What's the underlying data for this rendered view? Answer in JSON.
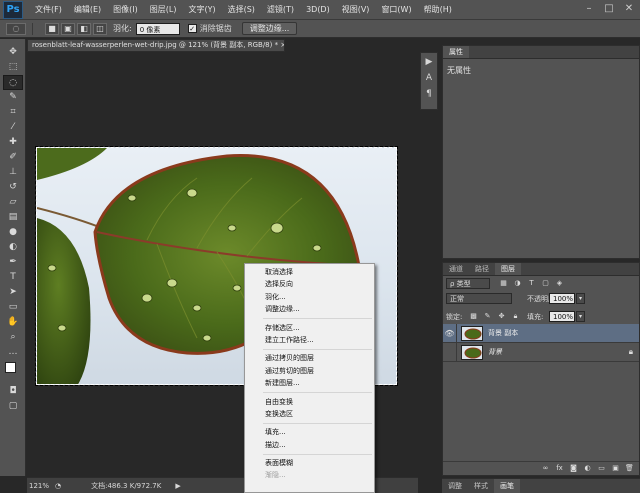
{
  "app": {
    "logo": "Ps",
    "menu": [
      "文件(F)",
      "编辑(E)",
      "图像(I)",
      "图层(L)",
      "文字(Y)",
      "选择(S)",
      "滤镜(T)",
      "3D(D)",
      "视图(V)",
      "窗口(W)",
      "帮助(H)"
    ],
    "window_controls": [
      "–",
      "□",
      "✕"
    ]
  },
  "options": {
    "feather_label": "羽化:",
    "feather_value": "0 像素",
    "antialias_label": "消除锯齿",
    "antialias_checked": "✓",
    "refine_button": "调整边缘..."
  },
  "document": {
    "tab_title": "rosenblatt-leaf-wasserperlen-wet-drip.jpg @ 121% (背景 副本, RGB/8) * ×"
  },
  "status": {
    "zoom": "121%",
    "doc_info": "文档:486.3 K/972.7K",
    "arrow": "▶"
  },
  "properties": {
    "tab": "属性",
    "content": "无属性"
  },
  "layers": {
    "tabs": [
      "通道",
      "路径",
      "图层"
    ],
    "filter_kind": "ρ 类型",
    "blend_mode": "正常",
    "opacity_label": "不透明度:",
    "opacity_value": "100%",
    "lock_label": "锁定:",
    "fill_label": "填充:",
    "fill_value": "100%",
    "items": [
      {
        "name": "背景 副本",
        "selected": true,
        "visible": true
      },
      {
        "name": "背景",
        "selected": false,
        "visible": false,
        "locked": true
      }
    ]
  },
  "bottom_tabs": [
    "调整",
    "样式",
    "画笔"
  ],
  "context_menu": {
    "groups": [
      [
        "取消选择",
        "选择反向",
        "羽化...",
        "调整边缘..."
      ],
      [
        "存储选区...",
        "建立工作路径..."
      ],
      [
        "通过拷贝的图层",
        "通过剪切的图层",
        "新建图层..."
      ],
      [
        "自由变换",
        "变换选区"
      ],
      [
        "填充...",
        "描边..."
      ],
      [
        "表面模糊"
      ]
    ],
    "disabled_item": "渐隐..."
  },
  "colors": {
    "panel": "#535353",
    "canvas": "#282828",
    "selection_highlight": "#5e6e84",
    "leaf_dark": "#3e5416",
    "leaf_edge": "#8a3a1c"
  }
}
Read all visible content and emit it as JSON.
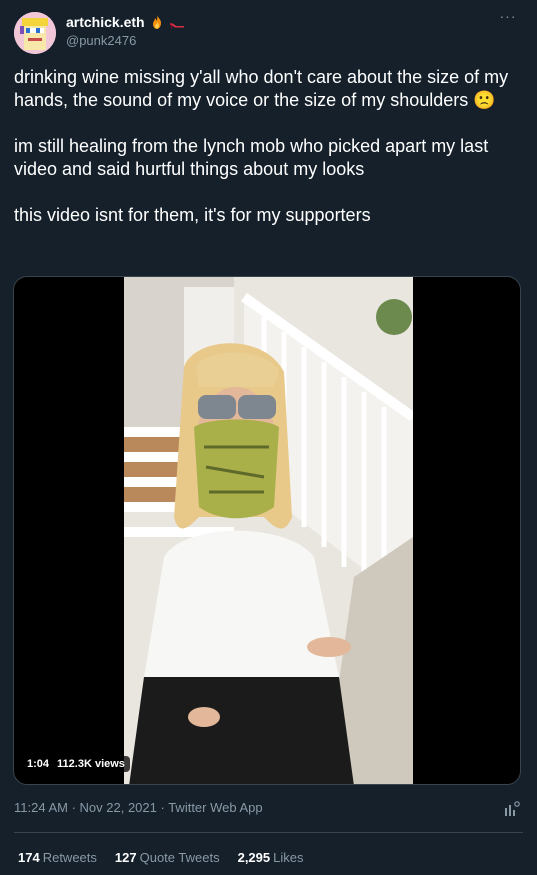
{
  "tweet": {
    "author": {
      "display_name": "artchick.eth",
      "handle": "@punk2476",
      "badges": [
        "fire-emoji",
        "high-heel-emoji"
      ]
    },
    "more_label": "···",
    "paragraphs": [
      "drinking wine missing y'all who don't care about the size of my hands, the sound of my voice or the size of my shoulders 🙁",
      "im still healing from the lynch mob who picked apart my last video and said hurtful things about my looks",
      "this video isnt for them, it's for my supporters"
    ],
    "media": {
      "duration": "1:04",
      "views": "112.3K views"
    },
    "meta": {
      "time": "11:24 AM",
      "separator": " · ",
      "date": "Nov 22, 2021",
      "source": "Twitter Web App"
    },
    "stats": {
      "retweets_count": "174",
      "retweets_label": "Retweets",
      "quotes_count": "127",
      "quotes_label": "Quote Tweets",
      "likes_count": "2,295",
      "likes_label": "Likes"
    }
  },
  "colors": {
    "background": "#15202b",
    "secondary_text": "#8899a6",
    "divider": "#38444d"
  }
}
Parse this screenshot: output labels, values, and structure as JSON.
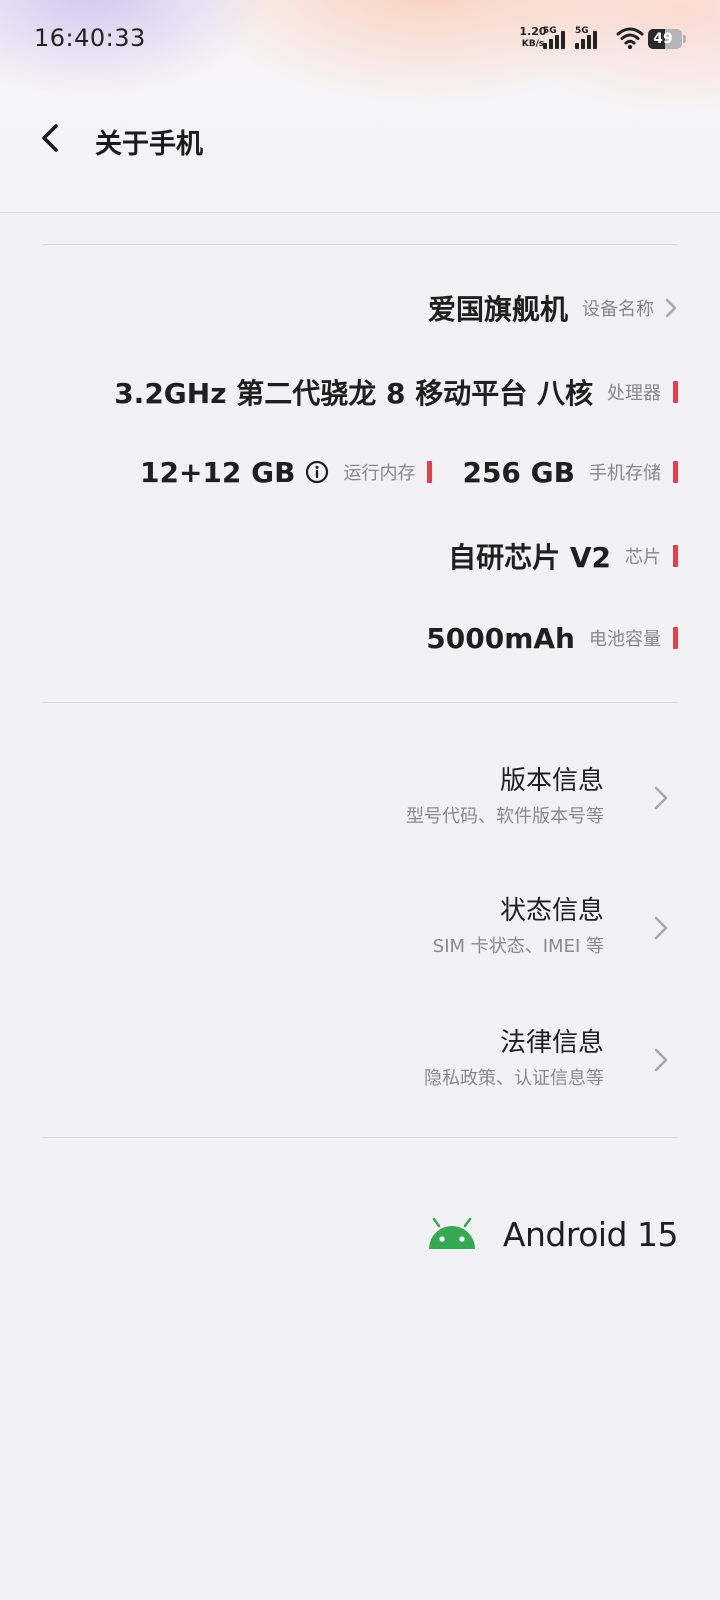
{
  "status_bar": {
    "time": "16:40:33",
    "net_speed_value": "1.20",
    "net_speed_unit": "KB/s",
    "sim1_gen": "5G",
    "sim2_gen": "5G",
    "battery_level": "49",
    "battery_fraction": 0.49
  },
  "header": {
    "title": "关于手机"
  },
  "specs": {
    "device_name": {
      "value": "爱国旗舰机",
      "label": "设备名称"
    },
    "processor": {
      "value": "3.2GHz 第二代骁龙 8 移动平台 八核",
      "label": "处理器"
    },
    "ram": {
      "value": "12+12 GB",
      "label": "运行内存"
    },
    "storage": {
      "value": "256 GB",
      "label": "手机存储"
    },
    "chip": {
      "value": "自研芯片 V2",
      "label": "芯片"
    },
    "battery": {
      "value": "5000mAh",
      "label": "电池容量"
    }
  },
  "menu": [
    {
      "title": "版本信息",
      "subtitle": "型号代码、软件版本号等"
    },
    {
      "title": "状态信息",
      "subtitle": "SIM 卡状态、IMEI 等"
    },
    {
      "title": "法律信息",
      "subtitle": "隐私政策、认证信息等"
    }
  ],
  "android": {
    "text": "Android 15"
  },
  "colors": {
    "accent_red": "#e0414b",
    "android_green": "#34a853",
    "background": "#f2f2f4"
  }
}
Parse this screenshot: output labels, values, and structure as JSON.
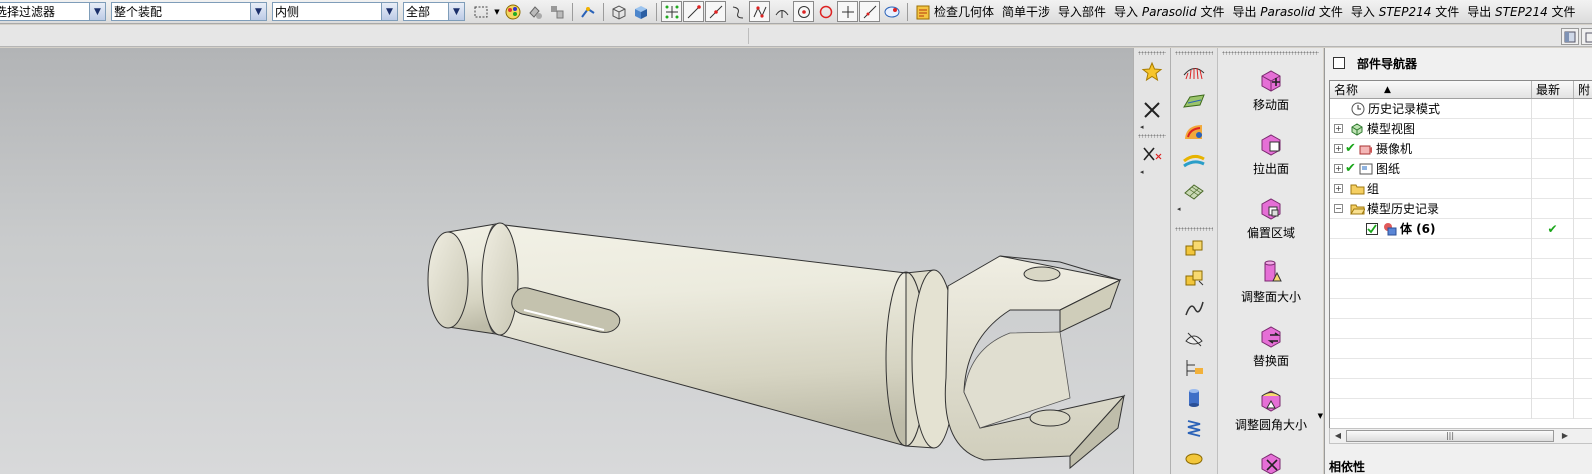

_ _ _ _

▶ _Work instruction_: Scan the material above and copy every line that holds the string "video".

▶ _Answer to the problem_:
      "im still healing from the lynch mob who picked apart my last video and said hurtful things about my looks",
      "this video isnt for them, it's for my supporters"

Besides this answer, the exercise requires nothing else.